For this reason, it is best to have a professional pest control technician to come out and do both an indoor and outdoor treatment.
Being that the outdoors acts as a point of origination for earwigs, there are many pest management techniques that may be implemented in order to prevent and/or treat infestations. The following lists some strategies that are considered to be highly effective:
- All shrubs, bushes, plants, and similar items should be trimmed on a regular basis. You should pay special attention to the bottoms of these plants. By trimming the foundational areas, you will reduce the places that the earwigs will be drawn to during the daylight hours.
- If you have any type of wood that is rotting anywhere on your property, you should eliminate it immediately. Earwigs will be attracted to the wood because of the amount of moisture that it contains and they may even use it as an area to take shelter. This includes logs, branches, and even old twigs.
- Natural debris is an attractant for earwigs. A prime example of natural debris includes leave piles and fallen twigs from the trees on your property. Not only does natural debris hold moisture, it is also a breeding ground for mold. Not only is mold an attractant for earwigs, it is also potentially dangerous to your health.

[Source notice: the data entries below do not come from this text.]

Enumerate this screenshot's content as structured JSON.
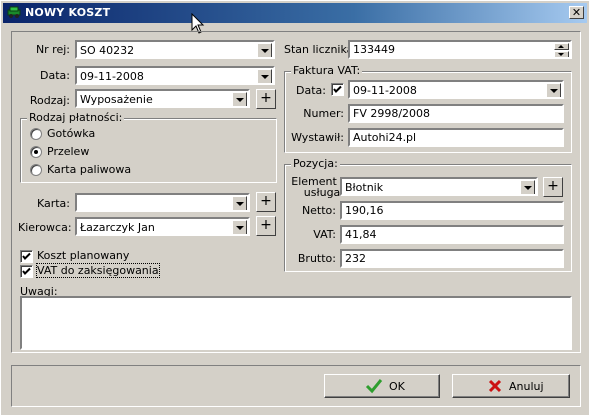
{
  "window": {
    "title": "NOWY KOSZT",
    "close_glyph": "✕"
  },
  "left": {
    "nr_rej_label": "Nr rej:",
    "nr_rej_value": "SO 40232",
    "data_label": "Data:",
    "data_value": "09-11-2008",
    "rodzaj_label": "Rodzaj:",
    "rodzaj_value": "Wyposażenie",
    "platnosc_title": "Rodzaj płatności:",
    "platnosc_options": [
      "Gotówka",
      "Przelew",
      "Karta paliwowa"
    ],
    "platnosc_selected": "Przelew",
    "karta_label": "Karta:",
    "karta_value": "",
    "kierowca_label": "Kierowca:",
    "kierowca_value": "Łazarczyk Jan",
    "koszt_planowany": "Koszt planowany",
    "vat_do_zaks": "VAT do zaksięgowania"
  },
  "right": {
    "stan_label": "Stan licznika:",
    "stan_value": "133449",
    "faktura_title": "Faktura VAT:",
    "f_data_label": "Data:",
    "f_data_value": "09-11-2008",
    "numer_label": "Numer:",
    "numer_value": "FV 2998/2008",
    "wystawil_label": "Wystawił:",
    "wystawil_value": "Autohi24.pl",
    "pozycja_title": "Pozycja:",
    "element_label_1": "Element /",
    "element_label_2": "usługa:",
    "element_value": "Błotnik",
    "netto_label": "Netto:",
    "netto_value": "190,16",
    "vat_label": "VAT:",
    "vat_value": "41,84",
    "brutto_label": "Brutto:",
    "brutto_value": "232"
  },
  "uwagi_label": "Uwagi:",
  "uwagi_value": "",
  "buttons": {
    "ok": "OK",
    "anuluj": "Anuluj",
    "plus": "+"
  },
  "colors": {
    "title_start": "#0a246a",
    "title_end": "#a6caf0",
    "face": "#d4d0c8",
    "ok_check": "#2e9e2e",
    "cancel_x": "#cc1111"
  }
}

- Review the exterior walls of your home as well as your home’s foundation. If you see any type of cracks, holes, or any other type of small opening that may be used by insects to gain entry directly inside of your home, you should seal them immediately. In most instances, a liquid-based cement or a type of caulk may be used to seal these types of spaces.
- If you have lighting outdoor around your doors, windows, plants, fences, and other areas, you should make an effort to reduce it. Earwigs are attracted to light and will flock to it. If you have lighting near an entry point in your home, they may accidentally invade your home. If you have it near plants that you are cultivating, they may hide near the plants and start to consume them.
- Identify areas outside of your home that are dark and damp. Then, do your best to eliminate the moisture and increase the amount of natural sunlight that the area receives each day. Examples include near outdoor faucets, near air conditioning systems, outdoor ponds, sprinkler systems, pools, and birdbaths.
- You may elect to utilize a repellent for earwigs around your home. Examples include a mix of water and dish detergent as well as a 50/50 solution of white vinegar and water. You may also plant herbs around your home that are known to act as a repellant. Examples of these include – but are not at all limited to – dill, tansy, and buckwheat. Remember to do your research on this one so that you do not accidentally plant an herb that will attract earwigs.
We Can Help
If you are struggling with an earwig infestation, we here at All Pest have the skills, knowledge, tools, and resources to help eliminate the infestation quickly and inexpensively. We offer the most comprehensive pest control treatments in the area at the most competitive pricing. Why allow yourself to be burdened by such an invasive species?
While earwigs are not known to be dangerous to humans, they have the capability of being destructive to various forms of plant life.
If you would like to learn more about earwigs or have a desire to get rid of these insects in your home or on your property, we can help! Simply contact us today by calling the following number: 765-259-0043